In that vein, I’m going to highlight a few of the key points he makes, without going into a tremendous amount of detail; we will soon have copies of this book available to check out at Memorial Baptist Church, or else look up Small Church Essentials by Karl Vater online if you want to order a copy for yourself.

  1. Tackle big issues immediately following a crisis.  When the going gets tough, and we’re aware of the need, lean prayerfully (not fearfully!) into it.
  2. Deal with problems and face our pain quickly, most of them won’t have time to become big crises.
  3. Always seek feedback on how to make good things better, and do preventative maintenance on the rest.
  4. Be wise about the pace of change (this is a bit of an art form); too fast will lose people, and too slow will also lose people [and miss the purpose of the change]
  5. Be aware of the health level of the church.  Some of the challenging outward tasks that need to be undertaken in a strategic small church will be damaging in a wounded or unhealthy church (he uses the image of trying to run on a broken leg).
    • He uses the same ‘breathing in’ / ‘breathing out’ image for balance for our church lives that we’ve talked about here; describing the core activities which fill us up in order to pour out God’s love and message:
      1. Breathing In: Worship / Fellowship / Discipleship
      2. Breathing Out: Discipleship / Ministry / Evangelism  (Discipleship being a bridge between the two)
  6. Change, not surprise.  – Vaters rightly emphasizes the need for clear communication, especially with leaders, and with the whole congregation.  Part of that communication is to give people time to process important decisions: don’t ask for an important decision on the same day it’s introduced.

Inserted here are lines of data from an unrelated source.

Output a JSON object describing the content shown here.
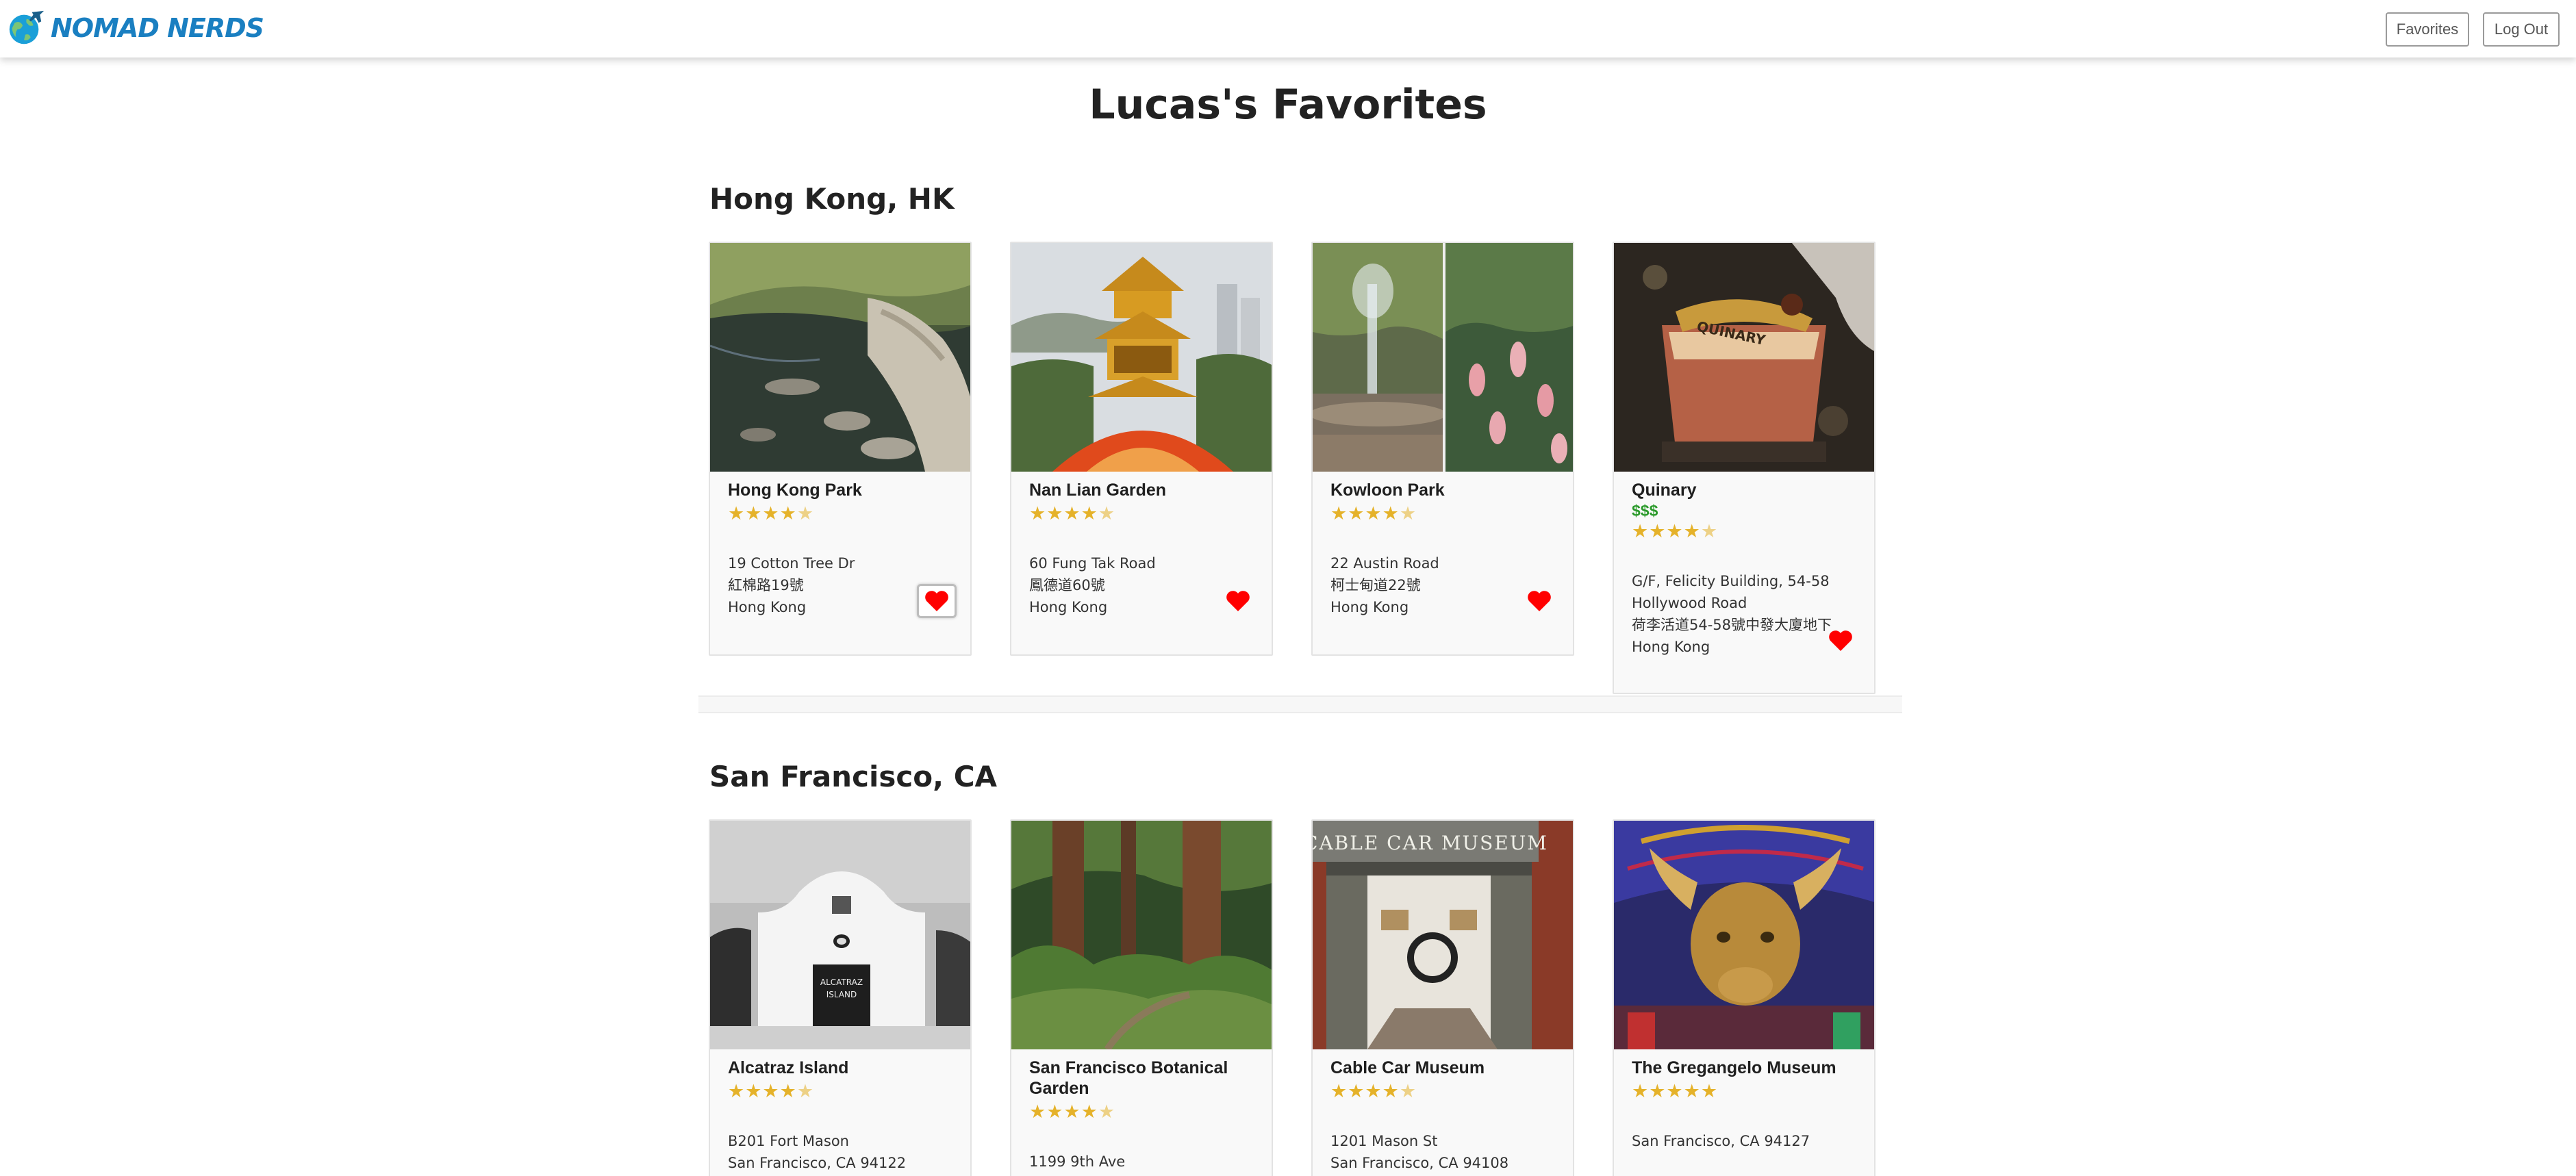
{
  "header": {
    "logo_text": "NOMAD NERDS",
    "favorites_label": "Favorites",
    "logout_label": "Log Out"
  },
  "page": {
    "title": "Lucas's Favorites"
  },
  "colors": {
    "brand": "#1a7fc1",
    "star": "#e5b22a",
    "heart": "#ff0000",
    "price": "#2b9a2b"
  },
  "sections": [
    {
      "title": "Hong Kong, HK",
      "cards": [
        {
          "name": "Hong Kong Park",
          "rating": 4.5,
          "price": "",
          "address": [
            "19 Cotton Tree Dr",
            "紅棉路19號",
            "Hong Kong"
          ],
          "favorited": true,
          "image_icon": "park-pond-photo"
        },
        {
          "name": "Nan Lian Garden",
          "rating": 4.5,
          "price": "",
          "address": [
            "60 Fung Tak Road",
            "鳳德道60號",
            "Hong Kong"
          ],
          "favorited": true,
          "image_icon": "pagoda-photo"
        },
        {
          "name": "Kowloon Park",
          "rating": 4.5,
          "price": "",
          "address": [
            "22 Austin Road",
            "柯士甸道22號",
            "Hong Kong"
          ],
          "favorited": true,
          "image_icon": "fountain-flamingo-photo"
        },
        {
          "name": "Quinary",
          "rating": 4.5,
          "price": "$$$",
          "address": [
            "G/F, Felicity Building, 54-58",
            "Hollywood Road",
            "荷李活道54-58號中發大廈地下",
            "Hong Kong"
          ],
          "favorited": true,
          "image_icon": "cocktail-photo"
        }
      ]
    },
    {
      "title": "San Francisco, CA",
      "cards": [
        {
          "name": "Alcatraz Island",
          "rating": 4.5,
          "price": "",
          "address": [
            "B201 Fort Mason",
            "San Francisco, CA 94122"
          ],
          "favorited": true,
          "image_icon": "alcatraz-building-photo"
        },
        {
          "name": "San Francisco Botanical Garden",
          "rating": 4.5,
          "price": "",
          "address": [
            "1199 9th Ave"
          ],
          "favorited": true,
          "image_icon": "forest-photo"
        },
        {
          "name": "Cable Car Museum",
          "rating": 4.5,
          "price": "",
          "address": [
            "1201 Mason St",
            "San Francisco, CA 94108"
          ],
          "favorited": true,
          "image_icon": "museum-entrance-photo"
        },
        {
          "name": "The Gregangelo Museum",
          "rating": 5,
          "price": "",
          "address": [
            "San Francisco, CA 94127"
          ],
          "favorited": true,
          "image_icon": "golden-bull-photo"
        }
      ]
    }
  ]
}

I’m going to stop there, because the next thing he starts talking about is decluttering – and that deserves a conversation all of its own…

Which of these elements resonate the most strongly with you?  Where do you see places we can improve and build on?